An accident chain, when referring to aviation, is a series of events culminating in a mishap, a chain of events or regularly called the error chain is a term particularly referring to the concept that many contributing factors typically lead to an accident, rather than one single event. Still, research, studies and safety articles all point to the fact that 80% to 90% of aviation accidents have human error or negligence as the main cause. Yes, it is us and there is no doubt about it! It would seem as if our minds become congested in certain circumstances.

Usually when an accident occurs, it doesn’t just “happen” with the possible exemption of some mechanical malfunction. There is instead a series of events that leads up to it. Majority of traffic accidents is caused by chains or sequences of events which spell trouble.

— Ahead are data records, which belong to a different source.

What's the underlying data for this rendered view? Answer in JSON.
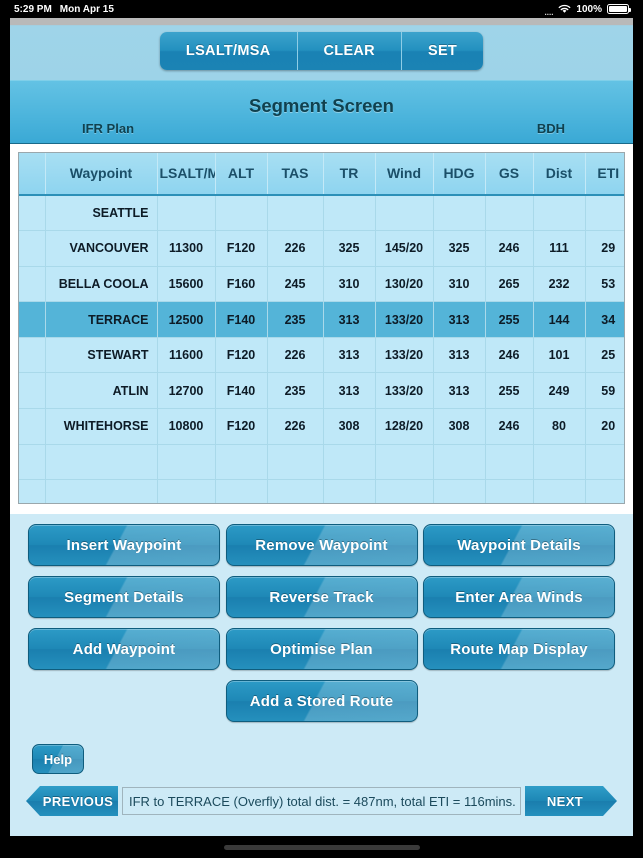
{
  "statusbar": {
    "time": "5:29 PM",
    "date": "Mon Apr 15",
    "dots": "....",
    "battery_pct": "100%",
    "wifi_icon": "wifi-icon",
    "battery_icon": "battery-icon"
  },
  "toolbar": {
    "segments": [
      {
        "label": "LSALT/MSA"
      },
      {
        "label": "CLEAR"
      },
      {
        "label": "SET"
      }
    ]
  },
  "titlebar": {
    "title": "Segment Screen",
    "left_label": "IFR Plan",
    "right_label": "BDH"
  },
  "table": {
    "headers": [
      "",
      "Waypoint",
      "LSALT/MSA",
      "ALT",
      "TAS",
      "TR",
      "Wind",
      "HDG",
      "GS",
      "Dist",
      "ETI"
    ],
    "selected_row_index": 3,
    "rows": [
      {
        "waypoint": "SEATTLE",
        "lsalt": "",
        "alt": "",
        "tas": "",
        "tr": "",
        "wind": "",
        "hdg": "",
        "gs": "",
        "dist": "",
        "eti": ""
      },
      {
        "waypoint": "VANCOUVER",
        "lsalt": "11300",
        "alt": "F120",
        "tas": "226",
        "tr": "325",
        "wind": "145/20",
        "hdg": "325",
        "gs": "246",
        "dist": "111",
        "eti": "29"
      },
      {
        "waypoint": "BELLA COOLA",
        "lsalt": "15600",
        "alt": "F160",
        "tas": "245",
        "tr": "310",
        "wind": "130/20",
        "hdg": "310",
        "gs": "265",
        "dist": "232",
        "eti": "53"
      },
      {
        "waypoint": "TERRACE",
        "lsalt": "12500",
        "alt": "F140",
        "tas": "235",
        "tr": "313",
        "wind": "133/20",
        "hdg": "313",
        "gs": "255",
        "dist": "144",
        "eti": "34"
      },
      {
        "waypoint": "STEWART",
        "lsalt": "11600",
        "alt": "F120",
        "tas": "226",
        "tr": "313",
        "wind": "133/20",
        "hdg": "313",
        "gs": "246",
        "dist": "101",
        "eti": "25"
      },
      {
        "waypoint": "ATLIN",
        "lsalt": "12700",
        "alt": "F140",
        "tas": "235",
        "tr": "313",
        "wind": "133/20",
        "hdg": "313",
        "gs": "255",
        "dist": "249",
        "eti": "59"
      },
      {
        "waypoint": "WHITEHORSE",
        "lsalt": "10800",
        "alt": "F120",
        "tas": "226",
        "tr": "308",
        "wind": "128/20",
        "hdg": "308",
        "gs": "246",
        "dist": "80",
        "eti": "20"
      },
      {
        "waypoint": "",
        "lsalt": "",
        "alt": "",
        "tas": "",
        "tr": "",
        "wind": "",
        "hdg": "",
        "gs": "",
        "dist": "",
        "eti": ""
      },
      {
        "waypoint": "",
        "lsalt": "",
        "alt": "",
        "tas": "",
        "tr": "",
        "wind": "",
        "hdg": "",
        "gs": "",
        "dist": "",
        "eti": ""
      }
    ]
  },
  "actions": {
    "rows": [
      [
        {
          "label": "Insert Waypoint"
        },
        {
          "label": "Remove Waypoint"
        },
        {
          "label": "Waypoint Details"
        }
      ],
      [
        {
          "label": "Segment Details"
        },
        {
          "label": "Reverse Track"
        },
        {
          "label": "Enter Area Winds"
        }
      ],
      [
        {
          "label": "Add Waypoint"
        },
        {
          "label": "Optimise Plan"
        },
        {
          "label": "Route Map Display"
        }
      ],
      [
        {
          "label": "Add a Stored Route"
        }
      ]
    ]
  },
  "help": {
    "label": "Help"
  },
  "nav": {
    "previous_label": "PREVIOUS",
    "next_label": "NEXT",
    "status_text": "IFR to TERRACE (Overfly) total dist. = 487nm, total ETI = 116mins."
  },
  "colors": {
    "accent": "#1e88b6",
    "title_bar": "#4fb6dd",
    "table_cell": "#bfe8f8",
    "table_selected": "#54b4d8",
    "page_bg": "#cdeaf6"
  }
}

But the very question that draws our attention is that, what are the actual links in an accident chain? According to the summary of the AAA Foundation for Traffic Safety Film, “Breaking the Accident Chain of Events”, an illustration was made showing that an accident is caused by five links, events which occur together to form a chain leading to a collision.

Link 1: Driver # 1, Jerry, is on his way to work passing through the same course he takes everyday. Besides he is so familiar with this route that his attention sometimes wanders. His lack of concentration is the first link.

Link 2: Jerry is approaching a building site and yes this can be dangerous, as always, but crews exert effort to keep the site as safe as possible by putting marked traffic cones. These cones give approaching drivers advanced notice of alterations in the roadway. Unfortunately, during the same night someone hit one of the traffic cones that mark the site. The fallen traffic cone is the second link.

Link 3: Driver #2, Hannah, is approaching from the other direction; she is hurt and talking on her car phone. Her lack of concentration is the third link.

Link 4: As Hannah gets more involved in her talking, Hannah’s speed is gradually increasing. Her increased speed is the fourth link.

Link 5: The building site is situated on a curve. This location makes the site less visible, thus increasing the danger factor. This is the final link in this accident chain of events.

Do you see the links coming together? They figure a chain of events with an accident as the expected result.

In conclusion, when unexpected accidents occur, it is best to remind ourselves to get support, to keep calm and don’t freak out. Don’t take it out on yourself. Try to solve the problem; and lastly, think positive!